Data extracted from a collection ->

Content starts

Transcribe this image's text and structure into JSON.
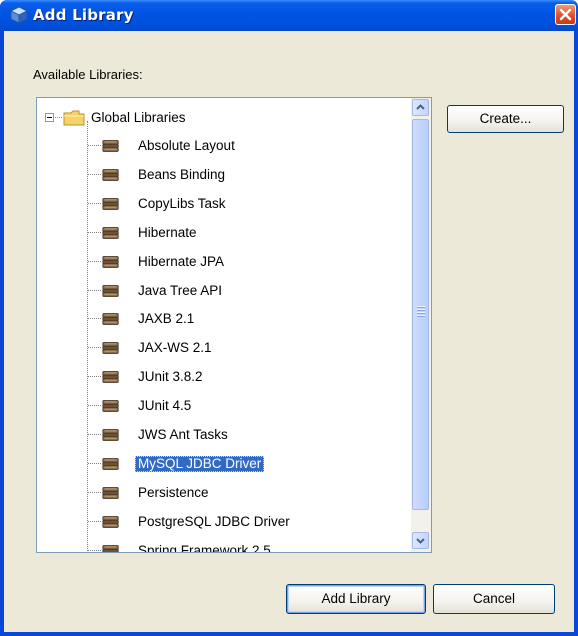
{
  "window": {
    "title": "Add Library",
    "close_icon": "close-icon"
  },
  "available_label": "Available Libraries:",
  "tree": {
    "root": {
      "label": "Global Libraries",
      "expanded": true,
      "icon": "folder-icon"
    },
    "items": [
      {
        "label": "Absolute Layout"
      },
      {
        "label": "Beans Binding"
      },
      {
        "label": "CopyLibs Task"
      },
      {
        "label": "Hibernate"
      },
      {
        "label": "Hibernate JPA"
      },
      {
        "label": "Java Tree API"
      },
      {
        "label": "JAXB 2.1"
      },
      {
        "label": "JAX-WS 2.1"
      },
      {
        "label": "JUnit 3.8.2"
      },
      {
        "label": "JUnit 4.5"
      },
      {
        "label": "JWS Ant Tasks"
      },
      {
        "label": "MySQL JDBC Driver",
        "selected": true
      },
      {
        "label": "Persistence"
      },
      {
        "label": "PostgreSQL JDBC Driver"
      },
      {
        "label": "Spring Framework 2.5"
      }
    ]
  },
  "buttons": {
    "create": "Create...",
    "add_library": "Add Library",
    "cancel": "Cancel"
  },
  "colors": {
    "title_bar": "#0054e3",
    "selection": "#316ac5",
    "dialog_bg": "#ece9d8"
  }
}
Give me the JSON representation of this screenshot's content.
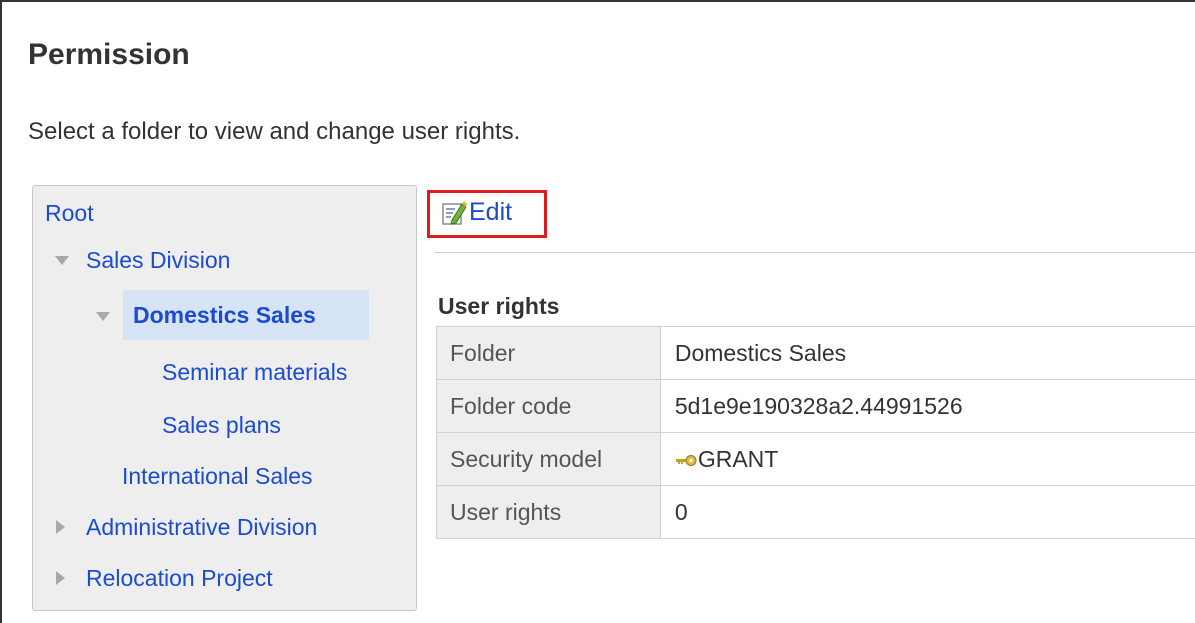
{
  "page": {
    "title": "Permission",
    "description": "Select a folder to view and change user rights."
  },
  "tree": {
    "root": "Root",
    "items": [
      {
        "label": "Sales Division",
        "expanded": true
      },
      {
        "label": "Domestics Sales",
        "expanded": true,
        "selected": true
      },
      {
        "label": "Seminar materials"
      },
      {
        "label": "Sales plans"
      },
      {
        "label": "International Sales"
      },
      {
        "label": "Administrative Division",
        "expanded": false
      },
      {
        "label": "Relocation Project",
        "expanded": false
      }
    ]
  },
  "toolbar": {
    "edit_label": "Edit",
    "edit_icon": "edit-icon"
  },
  "user_rights": {
    "heading": "User rights",
    "rows": [
      {
        "label": "Folder",
        "value": "Domestics Sales"
      },
      {
        "label": "Folder code",
        "value": "5d1e9e190328a2.44991526"
      },
      {
        "label": "Security model",
        "value": "GRANT",
        "icon": "key-icon"
      },
      {
        "label": "User rights",
        "value": "0"
      }
    ]
  },
  "colors": {
    "link": "#1b4bd1",
    "highlight_border": "#e11a22",
    "selected_bg": "#d6e4f5"
  }
}
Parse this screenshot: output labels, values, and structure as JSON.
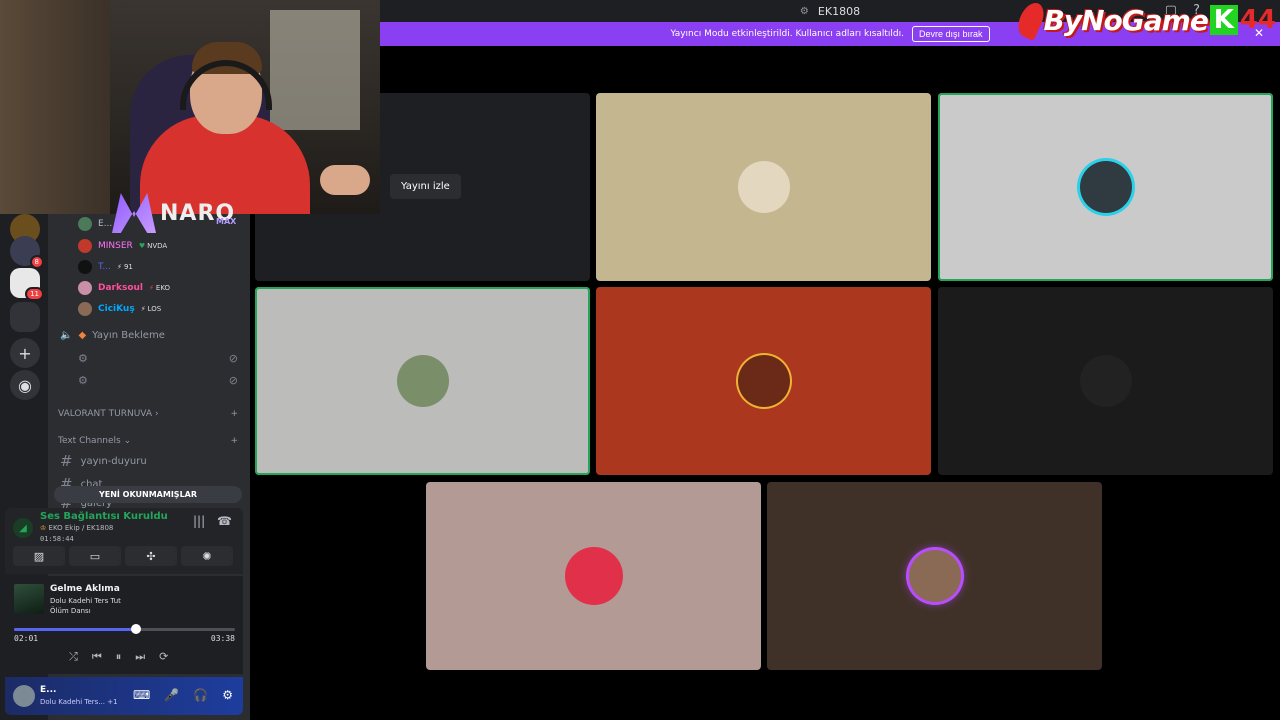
{
  "window": {
    "server_title": "EK1808"
  },
  "banner": {
    "message": "Yayıncı Modu etkinleştirildi. Kullanıcı adları kısaltıldı.",
    "button_label": "Devre dışı bırak",
    "close_icon": "close-icon"
  },
  "brand": {
    "name": "ByNoGame",
    "k": "K",
    "number": "44"
  },
  "webcam_overlay": {
    "logo_text": "NARO",
    "logo_sub": "MAX"
  },
  "rail": {
    "items": [
      {
        "icon": "server-icon",
        "badge": "8"
      },
      {
        "icon": "server-icon",
        "badge": "11"
      },
      {
        "icon": "folder-icon",
        "badge": ""
      },
      {
        "icon": "add-server-icon",
        "badge": ""
      },
      {
        "icon": "discover-icon",
        "badge": ""
      }
    ]
  },
  "sidebar": {
    "voice_users": [
      {
        "name": "E...",
        "color": "#23a55a",
        "tag": "E"
      },
      {
        "name": "MINSER",
        "color": "#ff73fa",
        "tag": "NVDA"
      },
      {
        "name": "T...",
        "color": "#949ba4",
        "tag": "91"
      },
      {
        "name": "Darksoul",
        "color": "#ff4f9a",
        "tag": "EKO"
      },
      {
        "name": "CiciKuş",
        "color": "#00a8fc",
        "tag": "LOS"
      }
    ],
    "voice_channel": "Yayın Bekleme",
    "category_1": "VALORANT TURNUVA",
    "category_2": "Text Channels",
    "text_channels": [
      "yayın-duyuru",
      "chat",
      "galery"
    ],
    "unread_pill": "YENİ OKUNMAMIŞLAR"
  },
  "voice_panel": {
    "status": "Ses Bağlantısı Kuruldu",
    "channel": "EKO Ekip / EK1808",
    "elapsed": "01:58:44"
  },
  "music": {
    "song": "Gelme Aklıma",
    "artist": "Dolu Kadehi Ters Tut",
    "album": "Ölüm Dansı",
    "current_time": "02:01",
    "total_time": "03:38",
    "progress": 0.55
  },
  "user_area": {
    "name": "E...",
    "status": "Dolu Kadehi Ters...",
    "extra": "+1"
  },
  "stage": {
    "watch_button": "Yayını izle",
    "tiles": [
      {
        "bg": "#1e1f22",
        "avatar": "",
        "speaking": false
      },
      {
        "bg": "#c4b78f",
        "avatar": "#e3d7c0",
        "speaking": false
      },
      {
        "bg": "#cacaca",
        "avatar": "#2f3b40",
        "speaking": true
      },
      {
        "bg": "#bcbcba",
        "avatar": "#7b8e6a",
        "speaking": true
      },
      {
        "bg": "#ab371e",
        "avatar": "#6b2a18",
        "speaking": false
      },
      {
        "bg": "#1b1b1b",
        "avatar": "#222",
        "speaking": false
      },
      {
        "bg": "#b39a95",
        "avatar": "#e0304a",
        "speaking": false
      },
      {
        "bg": "#3f3128",
        "avatar": "#8a6a55",
        "speaking": false
      }
    ]
  }
}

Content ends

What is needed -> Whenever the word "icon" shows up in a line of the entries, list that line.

Finished task ->
    "close_icon": "close-icon"
      "icon": "folder-icon"
    "edit_icon": "edit-icon"
        "icon": "key-icon"
    "close_icon": "close-icon"
        "icon": "server-icon",
        "icon": "server-icon",
        "icon": "folder-icon",
        "icon": "add-server-icon",
        "icon": "discover-icon",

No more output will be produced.